Structure of the Heart

The heart is divided vertically into two cavities by a muscular wall called the septum. The left cavity pumps blood throughout the body, while the right cavity pumps blood only to the lungs. Each cavity is in turn divided horizontally into two chambers, making a total of four chambers altogether. The two upper chambers are known as the atria, and the two lower chambers as the ventricles. The atria receive blood flowing back to the heart, while the ventricles hold blood that is to be pumped out of the heart.


Inside the right atrium of the heart sits a small bundle of muscle fibres and nerves. This is the sinus or sinoatrial node, which acts as the heart’s natural pacemaker.

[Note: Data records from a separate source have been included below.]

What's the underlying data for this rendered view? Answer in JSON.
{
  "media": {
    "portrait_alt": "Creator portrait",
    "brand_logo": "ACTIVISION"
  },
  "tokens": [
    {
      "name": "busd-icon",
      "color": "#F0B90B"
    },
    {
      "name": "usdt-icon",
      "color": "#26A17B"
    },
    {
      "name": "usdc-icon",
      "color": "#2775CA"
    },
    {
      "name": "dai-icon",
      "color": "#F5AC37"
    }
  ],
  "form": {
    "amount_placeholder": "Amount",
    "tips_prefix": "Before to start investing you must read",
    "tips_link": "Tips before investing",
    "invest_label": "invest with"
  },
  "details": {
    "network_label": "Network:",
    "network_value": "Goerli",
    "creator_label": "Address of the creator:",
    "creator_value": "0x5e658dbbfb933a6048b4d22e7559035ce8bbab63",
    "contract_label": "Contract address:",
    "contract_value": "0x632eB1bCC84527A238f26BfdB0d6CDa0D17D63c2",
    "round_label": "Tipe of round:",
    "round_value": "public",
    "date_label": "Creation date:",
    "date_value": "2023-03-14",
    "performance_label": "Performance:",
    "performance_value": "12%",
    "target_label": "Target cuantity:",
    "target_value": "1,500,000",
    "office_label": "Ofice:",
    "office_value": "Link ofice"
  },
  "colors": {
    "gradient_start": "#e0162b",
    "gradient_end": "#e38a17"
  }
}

Each electrical impulse emitted by the sinus node sparks off a chain reaction within the heart that begins with the contraction of the atria. As the right atrium contracts, the blood in this chamber (i.e. oxygen-poor blood which has been returned to the heart) is pushed through the tricuspid valve into the right ventricle. The right ventricle in turn contracts, forcing open the pulmonary valve and causing blood to enter the pulmonary artery. The oxygen-poor blood is then transported via this artery to the lungs, where carbon dioxide in the blood is exchanged for oxygen through the walls of multitudinous microscopic blood vessels known as capillaries.
After oxygenation, the now bright red, oxygen-rich blood flows from the lungs through the pulmonary veins back to the heart, entering through the left atrium. At the next contraction of the left atrium, the bicuspid/mitral valve is pushed open, allowing the blood to enter the left ventricle. The left ventricle then contracts, forcing open the aortic valve such that the oxygenated blood passes out of the heart into the aorta for distribution to the rest of the body.